Schools Must Set High Goals - and Achieve Them : In a Short Time, Patterns of Low Student Achievement and Negative, Debilitating Attitudes about Students Can Be Reversed
Jones, Ernest, St Louis Post-Dispatch (MO)
When I was invited two years ago to return to school superintendency from retirement, I hesitated. Four decades of experience in public education had given me perspective on its strengths and on its weaknesses. A district like the Normandy School District, far richer in history than in tax base, required an energy I had hoped to reserve for spoiling grandchildren and rereading some of the great books.
But the challenge was there: Standardized test results were at rock bottom. Too many of the district's 5,400 children were reading and figuring at levels far below state and regional averages. Test scores had been declining for four years. Yet there was a tradition of parental and community involvement in the schools in Normandy and its girdle of tiny mun icipalities and a genuine wish for improvement.
The Board of Education charged me with improving student achievement. And they offered me what passes for a free hand in today's work-ruled, state-regulated, underfunded public education environment. Focus On The Basics In those first weeks, I visited every school in the district. To each of those 11 buildings, ranging from tiny Bel Ridge Elementary to mighty Normandy Senior High School, I carried a single message: We would improve together - immediately.
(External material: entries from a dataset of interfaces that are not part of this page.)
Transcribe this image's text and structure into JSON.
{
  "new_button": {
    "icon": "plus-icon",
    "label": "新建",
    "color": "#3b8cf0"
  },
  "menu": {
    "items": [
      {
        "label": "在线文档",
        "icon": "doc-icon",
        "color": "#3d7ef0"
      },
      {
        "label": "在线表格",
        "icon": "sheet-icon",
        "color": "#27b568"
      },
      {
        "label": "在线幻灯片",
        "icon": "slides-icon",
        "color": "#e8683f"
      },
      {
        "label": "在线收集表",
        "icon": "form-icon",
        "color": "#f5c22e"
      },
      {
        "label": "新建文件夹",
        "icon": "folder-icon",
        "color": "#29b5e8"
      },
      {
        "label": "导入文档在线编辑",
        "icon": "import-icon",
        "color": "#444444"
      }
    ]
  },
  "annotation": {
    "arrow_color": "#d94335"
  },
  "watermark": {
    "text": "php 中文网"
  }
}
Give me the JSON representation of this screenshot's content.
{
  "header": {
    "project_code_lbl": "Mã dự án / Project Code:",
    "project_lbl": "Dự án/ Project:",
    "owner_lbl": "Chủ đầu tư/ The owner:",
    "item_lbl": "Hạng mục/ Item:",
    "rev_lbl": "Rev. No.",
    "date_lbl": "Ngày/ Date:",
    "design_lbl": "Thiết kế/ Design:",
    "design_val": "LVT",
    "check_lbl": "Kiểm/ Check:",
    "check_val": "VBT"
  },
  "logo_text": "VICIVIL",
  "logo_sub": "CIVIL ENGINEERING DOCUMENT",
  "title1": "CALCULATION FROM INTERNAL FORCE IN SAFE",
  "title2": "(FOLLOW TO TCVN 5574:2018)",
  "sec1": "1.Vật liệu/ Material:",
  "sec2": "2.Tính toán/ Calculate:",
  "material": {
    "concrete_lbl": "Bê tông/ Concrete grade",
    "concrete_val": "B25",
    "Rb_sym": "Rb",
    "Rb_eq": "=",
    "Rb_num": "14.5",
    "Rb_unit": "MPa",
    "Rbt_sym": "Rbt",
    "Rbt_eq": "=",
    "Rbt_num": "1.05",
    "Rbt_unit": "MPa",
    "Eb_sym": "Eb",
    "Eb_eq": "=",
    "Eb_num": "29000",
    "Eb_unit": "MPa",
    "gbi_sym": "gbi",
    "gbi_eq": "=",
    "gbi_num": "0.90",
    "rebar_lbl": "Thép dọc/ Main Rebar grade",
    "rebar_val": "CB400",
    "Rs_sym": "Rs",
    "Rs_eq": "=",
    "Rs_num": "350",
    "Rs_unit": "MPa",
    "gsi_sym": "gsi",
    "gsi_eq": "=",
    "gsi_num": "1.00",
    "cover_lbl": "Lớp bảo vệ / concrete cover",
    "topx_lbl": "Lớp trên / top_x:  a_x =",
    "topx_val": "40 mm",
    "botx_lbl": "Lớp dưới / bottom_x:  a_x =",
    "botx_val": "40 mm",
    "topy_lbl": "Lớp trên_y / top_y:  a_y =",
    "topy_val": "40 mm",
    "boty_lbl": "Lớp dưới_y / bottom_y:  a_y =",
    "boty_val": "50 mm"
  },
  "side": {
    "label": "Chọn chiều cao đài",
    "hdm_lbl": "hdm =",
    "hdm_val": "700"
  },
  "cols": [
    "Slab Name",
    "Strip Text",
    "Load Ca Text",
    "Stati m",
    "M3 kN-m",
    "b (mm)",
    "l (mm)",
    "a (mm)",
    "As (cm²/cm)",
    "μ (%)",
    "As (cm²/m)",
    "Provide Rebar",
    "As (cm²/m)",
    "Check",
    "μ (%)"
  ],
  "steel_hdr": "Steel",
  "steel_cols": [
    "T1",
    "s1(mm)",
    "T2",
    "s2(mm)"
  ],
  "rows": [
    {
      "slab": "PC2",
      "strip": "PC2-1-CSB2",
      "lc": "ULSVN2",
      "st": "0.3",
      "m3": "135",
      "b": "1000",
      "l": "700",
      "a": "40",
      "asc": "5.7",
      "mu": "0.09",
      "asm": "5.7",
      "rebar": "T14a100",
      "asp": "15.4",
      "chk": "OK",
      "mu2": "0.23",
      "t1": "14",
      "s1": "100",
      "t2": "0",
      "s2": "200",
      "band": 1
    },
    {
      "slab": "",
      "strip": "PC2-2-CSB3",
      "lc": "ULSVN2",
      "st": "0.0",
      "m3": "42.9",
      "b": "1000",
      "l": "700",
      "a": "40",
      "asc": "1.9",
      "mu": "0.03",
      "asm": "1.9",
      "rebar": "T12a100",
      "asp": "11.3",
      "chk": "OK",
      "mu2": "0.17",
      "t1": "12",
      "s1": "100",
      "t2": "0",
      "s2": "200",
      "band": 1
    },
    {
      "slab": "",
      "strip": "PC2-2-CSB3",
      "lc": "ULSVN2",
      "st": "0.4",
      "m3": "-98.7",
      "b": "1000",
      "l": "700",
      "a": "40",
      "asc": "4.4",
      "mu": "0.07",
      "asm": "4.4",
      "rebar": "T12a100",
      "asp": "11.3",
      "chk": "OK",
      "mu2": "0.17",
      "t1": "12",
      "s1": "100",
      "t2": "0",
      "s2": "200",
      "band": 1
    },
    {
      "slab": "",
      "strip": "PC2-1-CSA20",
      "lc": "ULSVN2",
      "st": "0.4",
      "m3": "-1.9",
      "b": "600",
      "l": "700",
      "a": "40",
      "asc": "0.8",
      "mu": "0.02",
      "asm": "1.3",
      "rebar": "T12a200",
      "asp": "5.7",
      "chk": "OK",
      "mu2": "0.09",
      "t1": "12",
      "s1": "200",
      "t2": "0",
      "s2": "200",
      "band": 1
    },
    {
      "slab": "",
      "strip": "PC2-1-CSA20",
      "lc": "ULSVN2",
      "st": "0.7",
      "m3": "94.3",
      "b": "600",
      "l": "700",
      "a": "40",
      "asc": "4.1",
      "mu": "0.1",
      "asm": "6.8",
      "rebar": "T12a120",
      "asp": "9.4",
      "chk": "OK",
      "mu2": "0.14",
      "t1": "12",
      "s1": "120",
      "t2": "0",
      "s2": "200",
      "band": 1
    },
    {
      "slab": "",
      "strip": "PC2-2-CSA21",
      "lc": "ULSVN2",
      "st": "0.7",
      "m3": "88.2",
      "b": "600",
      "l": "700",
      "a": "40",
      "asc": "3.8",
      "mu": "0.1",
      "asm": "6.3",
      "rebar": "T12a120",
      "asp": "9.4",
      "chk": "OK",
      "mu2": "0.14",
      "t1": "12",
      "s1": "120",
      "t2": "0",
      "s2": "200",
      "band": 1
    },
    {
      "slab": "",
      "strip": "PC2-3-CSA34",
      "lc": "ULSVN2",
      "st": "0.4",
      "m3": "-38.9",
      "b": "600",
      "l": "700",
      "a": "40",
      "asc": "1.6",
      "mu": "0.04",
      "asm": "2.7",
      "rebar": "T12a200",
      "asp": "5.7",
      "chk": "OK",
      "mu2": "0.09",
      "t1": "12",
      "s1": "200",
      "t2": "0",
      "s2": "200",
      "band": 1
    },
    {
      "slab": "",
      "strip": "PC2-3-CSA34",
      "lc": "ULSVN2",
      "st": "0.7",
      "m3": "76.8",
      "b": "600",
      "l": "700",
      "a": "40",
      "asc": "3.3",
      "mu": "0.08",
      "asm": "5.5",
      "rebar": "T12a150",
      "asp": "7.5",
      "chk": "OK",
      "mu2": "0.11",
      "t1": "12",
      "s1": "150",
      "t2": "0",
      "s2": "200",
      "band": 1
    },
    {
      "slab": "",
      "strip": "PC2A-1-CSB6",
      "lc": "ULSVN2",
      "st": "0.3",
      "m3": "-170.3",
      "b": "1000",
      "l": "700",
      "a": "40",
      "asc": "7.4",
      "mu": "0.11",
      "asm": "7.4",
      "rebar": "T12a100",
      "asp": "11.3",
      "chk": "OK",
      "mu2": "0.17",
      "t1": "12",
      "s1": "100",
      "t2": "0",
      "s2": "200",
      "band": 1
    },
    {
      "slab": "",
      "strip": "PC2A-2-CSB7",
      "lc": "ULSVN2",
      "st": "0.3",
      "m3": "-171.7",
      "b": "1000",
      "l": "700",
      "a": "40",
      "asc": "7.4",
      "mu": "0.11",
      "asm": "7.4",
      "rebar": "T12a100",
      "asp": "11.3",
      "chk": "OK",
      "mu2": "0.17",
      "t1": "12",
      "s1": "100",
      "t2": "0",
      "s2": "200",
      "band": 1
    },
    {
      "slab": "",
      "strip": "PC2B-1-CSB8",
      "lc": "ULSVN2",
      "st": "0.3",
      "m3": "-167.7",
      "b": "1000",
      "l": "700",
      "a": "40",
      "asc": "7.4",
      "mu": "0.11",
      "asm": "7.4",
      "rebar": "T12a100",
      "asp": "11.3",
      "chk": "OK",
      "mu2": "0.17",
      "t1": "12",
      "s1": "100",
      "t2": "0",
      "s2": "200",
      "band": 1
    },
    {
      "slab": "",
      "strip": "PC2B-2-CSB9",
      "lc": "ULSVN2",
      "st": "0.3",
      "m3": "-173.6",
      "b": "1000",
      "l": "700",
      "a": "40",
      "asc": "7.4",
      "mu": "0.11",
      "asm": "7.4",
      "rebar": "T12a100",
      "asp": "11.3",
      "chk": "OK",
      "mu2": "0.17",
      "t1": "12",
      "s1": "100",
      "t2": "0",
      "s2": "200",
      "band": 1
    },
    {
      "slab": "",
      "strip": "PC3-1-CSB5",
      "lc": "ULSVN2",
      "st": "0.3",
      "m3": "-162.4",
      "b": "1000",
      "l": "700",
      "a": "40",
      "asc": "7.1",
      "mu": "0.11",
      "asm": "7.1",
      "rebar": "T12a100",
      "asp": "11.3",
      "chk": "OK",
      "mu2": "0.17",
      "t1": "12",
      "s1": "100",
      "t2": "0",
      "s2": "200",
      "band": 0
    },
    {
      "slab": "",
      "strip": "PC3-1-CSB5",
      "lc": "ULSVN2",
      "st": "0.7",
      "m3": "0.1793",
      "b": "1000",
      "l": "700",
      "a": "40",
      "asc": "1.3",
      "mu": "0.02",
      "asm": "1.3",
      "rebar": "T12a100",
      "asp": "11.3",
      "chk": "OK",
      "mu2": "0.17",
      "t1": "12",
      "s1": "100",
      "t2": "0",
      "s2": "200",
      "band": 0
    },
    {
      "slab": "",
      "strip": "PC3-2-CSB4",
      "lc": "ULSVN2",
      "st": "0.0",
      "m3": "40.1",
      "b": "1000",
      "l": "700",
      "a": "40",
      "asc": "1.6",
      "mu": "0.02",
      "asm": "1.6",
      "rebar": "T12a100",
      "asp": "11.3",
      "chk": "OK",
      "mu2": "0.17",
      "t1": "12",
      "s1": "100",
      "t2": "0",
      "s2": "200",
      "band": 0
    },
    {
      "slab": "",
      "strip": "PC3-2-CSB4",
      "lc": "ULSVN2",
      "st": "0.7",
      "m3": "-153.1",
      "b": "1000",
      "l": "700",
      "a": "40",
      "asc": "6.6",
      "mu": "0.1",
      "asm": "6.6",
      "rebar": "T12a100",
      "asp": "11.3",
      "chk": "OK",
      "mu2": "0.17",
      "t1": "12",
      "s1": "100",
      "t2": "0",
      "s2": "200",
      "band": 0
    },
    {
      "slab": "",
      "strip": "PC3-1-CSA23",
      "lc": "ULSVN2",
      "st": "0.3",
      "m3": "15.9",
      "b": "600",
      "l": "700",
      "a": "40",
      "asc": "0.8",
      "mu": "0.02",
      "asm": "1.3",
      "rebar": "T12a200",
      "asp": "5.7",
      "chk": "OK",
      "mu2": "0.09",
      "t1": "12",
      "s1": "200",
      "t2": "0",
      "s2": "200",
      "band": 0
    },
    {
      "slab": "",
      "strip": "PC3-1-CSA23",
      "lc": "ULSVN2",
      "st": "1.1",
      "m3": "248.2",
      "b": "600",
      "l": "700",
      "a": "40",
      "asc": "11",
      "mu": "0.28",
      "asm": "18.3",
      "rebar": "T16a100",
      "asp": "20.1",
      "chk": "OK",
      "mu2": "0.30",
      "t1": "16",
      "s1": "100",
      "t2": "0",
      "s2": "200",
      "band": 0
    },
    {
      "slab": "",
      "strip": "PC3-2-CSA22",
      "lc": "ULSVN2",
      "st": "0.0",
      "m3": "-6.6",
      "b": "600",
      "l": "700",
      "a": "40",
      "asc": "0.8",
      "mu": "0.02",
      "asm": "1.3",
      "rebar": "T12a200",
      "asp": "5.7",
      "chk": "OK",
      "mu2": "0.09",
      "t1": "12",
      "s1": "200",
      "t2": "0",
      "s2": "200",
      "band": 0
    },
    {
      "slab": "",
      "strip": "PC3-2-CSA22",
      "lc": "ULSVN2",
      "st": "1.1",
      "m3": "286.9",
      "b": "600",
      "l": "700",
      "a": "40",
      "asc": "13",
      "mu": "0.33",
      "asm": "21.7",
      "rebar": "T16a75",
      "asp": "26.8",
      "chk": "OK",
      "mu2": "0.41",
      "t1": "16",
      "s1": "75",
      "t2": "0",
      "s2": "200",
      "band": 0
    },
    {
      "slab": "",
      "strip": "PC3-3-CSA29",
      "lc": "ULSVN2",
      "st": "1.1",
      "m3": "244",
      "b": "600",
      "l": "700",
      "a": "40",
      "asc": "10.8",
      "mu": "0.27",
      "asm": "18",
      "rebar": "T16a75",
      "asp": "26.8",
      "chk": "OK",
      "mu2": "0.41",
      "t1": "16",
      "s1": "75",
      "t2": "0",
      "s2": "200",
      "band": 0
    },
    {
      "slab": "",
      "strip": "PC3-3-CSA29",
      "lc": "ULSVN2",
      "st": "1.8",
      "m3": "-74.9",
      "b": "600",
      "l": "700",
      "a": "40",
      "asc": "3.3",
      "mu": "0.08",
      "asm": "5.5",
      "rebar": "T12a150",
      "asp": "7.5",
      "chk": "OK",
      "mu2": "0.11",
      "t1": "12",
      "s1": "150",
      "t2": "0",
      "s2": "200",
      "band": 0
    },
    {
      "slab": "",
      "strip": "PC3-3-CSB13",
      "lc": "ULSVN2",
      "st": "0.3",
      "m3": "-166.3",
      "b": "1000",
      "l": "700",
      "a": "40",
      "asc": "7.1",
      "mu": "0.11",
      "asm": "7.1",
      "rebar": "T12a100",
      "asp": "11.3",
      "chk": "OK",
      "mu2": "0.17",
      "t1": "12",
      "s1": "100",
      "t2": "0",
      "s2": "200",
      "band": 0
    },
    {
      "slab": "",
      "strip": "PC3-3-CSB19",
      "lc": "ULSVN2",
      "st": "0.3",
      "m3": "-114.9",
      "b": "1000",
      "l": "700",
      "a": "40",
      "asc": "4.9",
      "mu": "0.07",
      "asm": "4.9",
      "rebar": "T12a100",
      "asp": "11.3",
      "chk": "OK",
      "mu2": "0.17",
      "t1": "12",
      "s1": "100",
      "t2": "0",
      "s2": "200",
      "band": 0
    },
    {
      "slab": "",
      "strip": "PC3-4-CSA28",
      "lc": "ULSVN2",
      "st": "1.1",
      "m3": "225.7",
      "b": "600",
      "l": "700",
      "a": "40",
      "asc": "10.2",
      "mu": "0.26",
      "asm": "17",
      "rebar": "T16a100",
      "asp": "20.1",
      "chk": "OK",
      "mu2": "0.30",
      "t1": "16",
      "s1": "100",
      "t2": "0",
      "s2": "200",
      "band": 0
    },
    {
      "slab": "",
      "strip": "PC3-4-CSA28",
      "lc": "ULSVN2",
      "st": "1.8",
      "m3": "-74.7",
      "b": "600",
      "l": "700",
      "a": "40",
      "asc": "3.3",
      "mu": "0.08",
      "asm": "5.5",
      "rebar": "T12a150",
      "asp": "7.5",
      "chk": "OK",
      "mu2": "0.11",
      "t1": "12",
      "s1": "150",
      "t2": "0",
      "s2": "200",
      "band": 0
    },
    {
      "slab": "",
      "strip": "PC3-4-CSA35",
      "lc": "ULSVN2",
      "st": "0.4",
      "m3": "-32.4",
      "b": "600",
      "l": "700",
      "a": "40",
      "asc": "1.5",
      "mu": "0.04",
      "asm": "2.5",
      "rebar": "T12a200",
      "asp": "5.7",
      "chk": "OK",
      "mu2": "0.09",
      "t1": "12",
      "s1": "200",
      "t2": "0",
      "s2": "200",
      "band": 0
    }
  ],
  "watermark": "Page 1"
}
My watchword was "focus." Every member of the certified staff, every administrator, every parent and every student in our schools would recover the focus on improving student achievement. That meant that a lot of worthwhile - and a few just plain silly - programs would be placed on the back burner. Roller skating, film appreciation, self-esteem mantras and even programs to discourage teen-age pregnancy were to lose precedence and resources to the task of improving basic test scores in the fundamental skills of reading and mathematics. All 11 building principals were required to develop a school improvement plan and then to "sell it" to a skeptical audience of one: me. Most of the principals immediately involved their teachers and parents in the task. It would be at this school, not some other, that students would actually have to learn. A few students were already performing well. The task was to cause the majority of students to improve their academic performance. This required the establishment of high expectations and demanding standards. It also required teachers and administrators to provide for the students the appropriate experiences to cause them to meet these more demanding standards. Parents Must Be Involved The parents were asked to donate their time and attention to two things: First, to involve themselves in the rhythms of their children's school days. They were to be reasonably certain that their own offspring reported to school each day well rested and carrying their completed homework. Second, I invited (in a few cases, cajoled and threatened) parents to volunteer time in the schools as aides, assistants and chaperones and required their attendance at conferences with their children's teachers. …